Whatever the merits of his candidacy, all this sound and fury may ultimately count for little, for the choice of president will be made by Merkel, Sarkozy, and their fellow leaders, and likely on a highly personal basis. Other names are being kicked about, but those candidates all have drawbacks: they either also signed on to the Iraq invasion, or they're now on the Kremlin's payroll, or they lack Blair's fluent French, which counts for a lot in Southern Europe, where it often functions as a second language. Blair, moreover, remains popular in Eastern Europe as the champion of EU and NATO expansion.

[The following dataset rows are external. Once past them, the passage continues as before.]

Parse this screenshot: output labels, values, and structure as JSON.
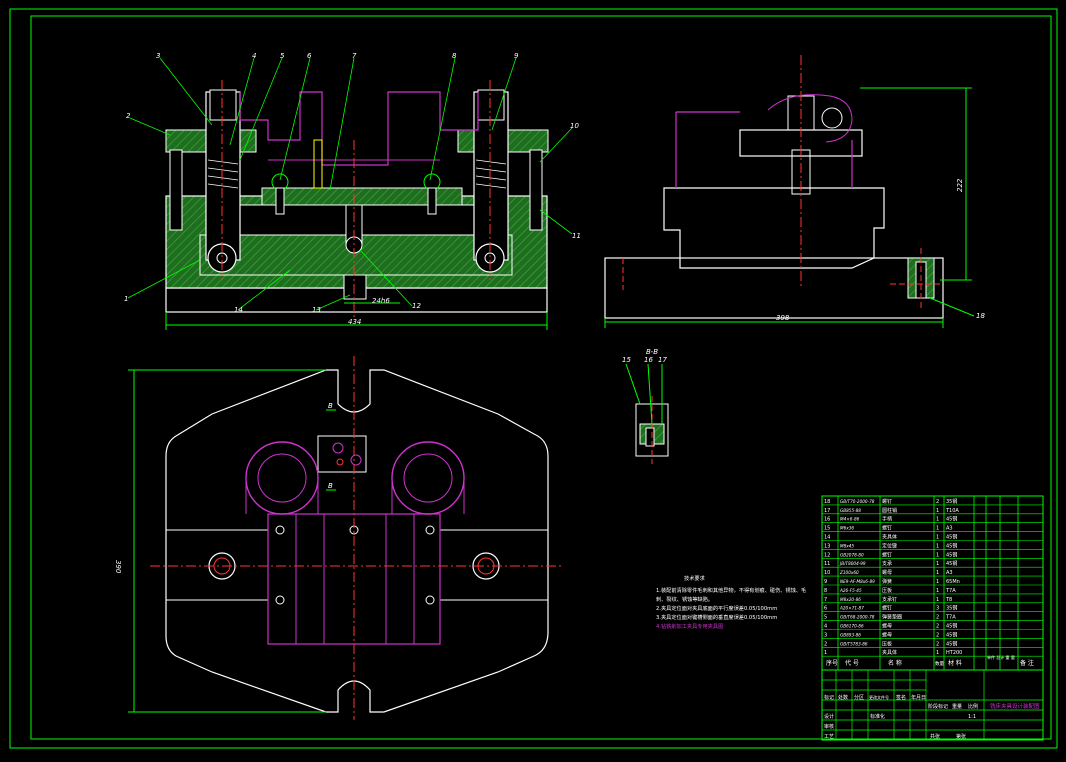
{
  "drawing": {
    "colors": {
      "background": "#000000",
      "border": "#00ff00",
      "outline": "#ffffff",
      "hatch": "#2e8b2e",
      "part": "#cc33cc",
      "centerline": "#ff3333",
      "dimension": "#00ff00",
      "leader": "#00ff00",
      "text": "#ffffff"
    },
    "front_view": {
      "balloons": [
        "3",
        "4",
        "5",
        "6",
        "7",
        "8",
        "9",
        "2",
        "10",
        "11",
        "1",
        "14",
        "13",
        "12"
      ],
      "dimensions": {
        "overall_width": "434",
        "slot_width": "24h6"
      }
    },
    "side_view": {
      "dimensions": {
        "height": "222",
        "width": "398"
      },
      "balloons": [
        "18"
      ]
    },
    "plan_view": {
      "dimensions": {
        "height": "390"
      },
      "section_marks": [
        "B",
        "B"
      ]
    },
    "section_view": {
      "title": "B-B",
      "balloons": [
        "15",
        "16",
        "17"
      ]
    },
    "notes": {
      "heading": "技术要求",
      "lines": [
        "1.装配前清除零件毛刺和其他异物，不得有划痕、碰伤、锈蚀、毛",
        "  刺、裂纹、锈蚀等缺陷。",
        "2.夹具定位面对夹具底面的平行度误差0.05/100mm",
        "3.夹具定位面对键槽侧面的垂直度误差0.05/100mm",
        "4.钻铣削加工夹具专用夹具图"
      ]
    },
    "bom": {
      "rows": [
        {
          "no": "18",
          "code": "GB/T70-2000-78",
          "name": "螺钉",
          "qty": "2",
          "mat": "35钢"
        },
        {
          "no": "17",
          "code": "GB855-88",
          "name": "圆柱销",
          "qty": "1",
          "mat": "T10A"
        },
        {
          "no": "16",
          "code": "M4×6-86",
          "name": "手柄",
          "qty": "1",
          "mat": "45钢"
        },
        {
          "no": "15",
          "code": "M6x36",
          "name": "螺钉",
          "qty": "1",
          "mat": "A3"
        },
        {
          "no": "14",
          "code": "",
          "name": "夹具体",
          "qty": "1",
          "mat": "45钢"
        },
        {
          "no": "13",
          "code": "M8x45",
          "name": "定位键",
          "qty": "1",
          "mat": "45钢"
        },
        {
          "no": "12",
          "code": "GB2078-80",
          "name": "螺钉",
          "qty": "1",
          "mat": "45钢"
        },
        {
          "no": "11",
          "code": "JB/T8004-99",
          "name": "支承",
          "qty": "1",
          "mat": "45钢"
        },
        {
          "no": "10",
          "code": "Z100x60",
          "name": "螺母",
          "qty": "1",
          "mat": "A3"
        },
        {
          "no": "9",
          "code": "NE9-AF-M8x6-89",
          "name": "弹簧",
          "qty": "1",
          "mat": "65Mn"
        },
        {
          "no": "8",
          "code": "A26-F5-45",
          "name": "压板",
          "qty": "1",
          "mat": "T7A"
        },
        {
          "no": "7",
          "code": "M8x20-86",
          "name": "支承钉",
          "qty": "1",
          "mat": "T8"
        },
        {
          "no": "6",
          "code": "A20×71-87",
          "name": "螺钉",
          "qty": "3",
          "mat": "35钢"
        },
        {
          "no": "5",
          "code": "GB/T68-2000-78",
          "name": "弹簧垫圈",
          "qty": "2",
          "mat": "T7A"
        },
        {
          "no": "4",
          "code": "GB6170-86",
          "name": "螺母",
          "qty": "2",
          "mat": "45钢"
        },
        {
          "no": "3",
          "code": "GB893-86",
          "name": "螺母",
          "qty": "2",
          "mat": "45钢"
        },
        {
          "no": "2",
          "code": "GB/T5783-86",
          "name": "压板",
          "qty": "2",
          "mat": "45钢"
        },
        {
          "no": "1",
          "code": "",
          "name": "夹具体",
          "qty": "1",
          "mat": "HT200"
        }
      ],
      "header": {
        "no": "序号",
        "code": "代 号",
        "name": "名 称",
        "qty": "数量",
        "mat": "材 料",
        "weight": "单件 总计 重 量",
        "remark": "备 注"
      }
    },
    "title_block": {
      "drawing_name": "铣床夹具设计装配图",
      "labels": [
        "标记",
        "处数",
        "分区",
        "更改文件号",
        "签名",
        "年月日",
        "设计",
        "标准化",
        "审核",
        "工艺",
        "阶段标记",
        "重量",
        "比例",
        "共张",
        "第张"
      ],
      "scale": "1:1"
    }
  }
}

A bigger worry comes from the undefined nature of the job. Unlike the EU foreign minister, who will have an €8 billion budget and offices in most capitals but little room for independent policymaking, the post of EU president will be shaped by the first person who holds it. Here Blair offers a big advantage: he'll bring with him the vision thing that Europe often lacks. Limiting himself to just a few major interventions a year, Blair could speak for Europe at a global level. He could use the post as a bully pulpit and help the EU regain the enthusiasm that was generated 25 years ago when Jacques Delors worked with Helmut Kohl and François Mitterrand to create the single market, launch the euro, and thus transform the old, cozy European Economic Community into something bigger and much more meaningful.

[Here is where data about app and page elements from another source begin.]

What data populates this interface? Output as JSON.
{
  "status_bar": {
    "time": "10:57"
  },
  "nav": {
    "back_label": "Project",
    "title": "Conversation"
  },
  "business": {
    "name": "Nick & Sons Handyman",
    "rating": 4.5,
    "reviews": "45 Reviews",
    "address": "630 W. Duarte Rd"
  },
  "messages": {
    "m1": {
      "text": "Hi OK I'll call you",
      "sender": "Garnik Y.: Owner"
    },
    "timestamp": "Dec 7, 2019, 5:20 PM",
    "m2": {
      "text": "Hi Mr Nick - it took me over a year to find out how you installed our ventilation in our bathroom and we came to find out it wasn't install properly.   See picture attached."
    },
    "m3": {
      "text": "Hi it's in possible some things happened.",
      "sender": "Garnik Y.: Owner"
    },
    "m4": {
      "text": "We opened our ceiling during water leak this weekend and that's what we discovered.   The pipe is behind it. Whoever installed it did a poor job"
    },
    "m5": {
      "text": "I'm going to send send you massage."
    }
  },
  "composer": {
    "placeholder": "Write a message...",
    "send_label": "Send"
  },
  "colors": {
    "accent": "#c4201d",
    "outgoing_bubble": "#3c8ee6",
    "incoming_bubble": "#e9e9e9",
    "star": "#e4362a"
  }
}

The biggest question is probably for Blair himself: does he really want to quit the lecture circuit, where he can currently earn $100,000 for a single speech? Or his job trying to promote economic development for the Palestinians? The answer is likely yes. Blair has spent his whole life in public service, turning down more lucrative options as a young man to spend years in opposition before finally winning power. Now openly a Catholic, he also seems impelled by a moral sense of duty, even if his particular choices sometimes outrage other moralists. Contrary to the attacks of his leftist critics, Blair actually increased social justice in Britain during his terms as prime minister with his tax-and-spend policies. His passion for Europe also informed his time in office, even if he never managed to sell the EU to the British public. Meanwhile, Blair has watched his friend Bill Clinton fade into policy irrelevance after stepping down. Now Blair has a rare chance to avoid that fate, and he seems sure to take it—so long as European leaders cooperate by thinking big instead of acting small. To make the job work, Europe's elected leaders are also going to have to share the limelight. But if anyone can persuade them to, it's President Blair.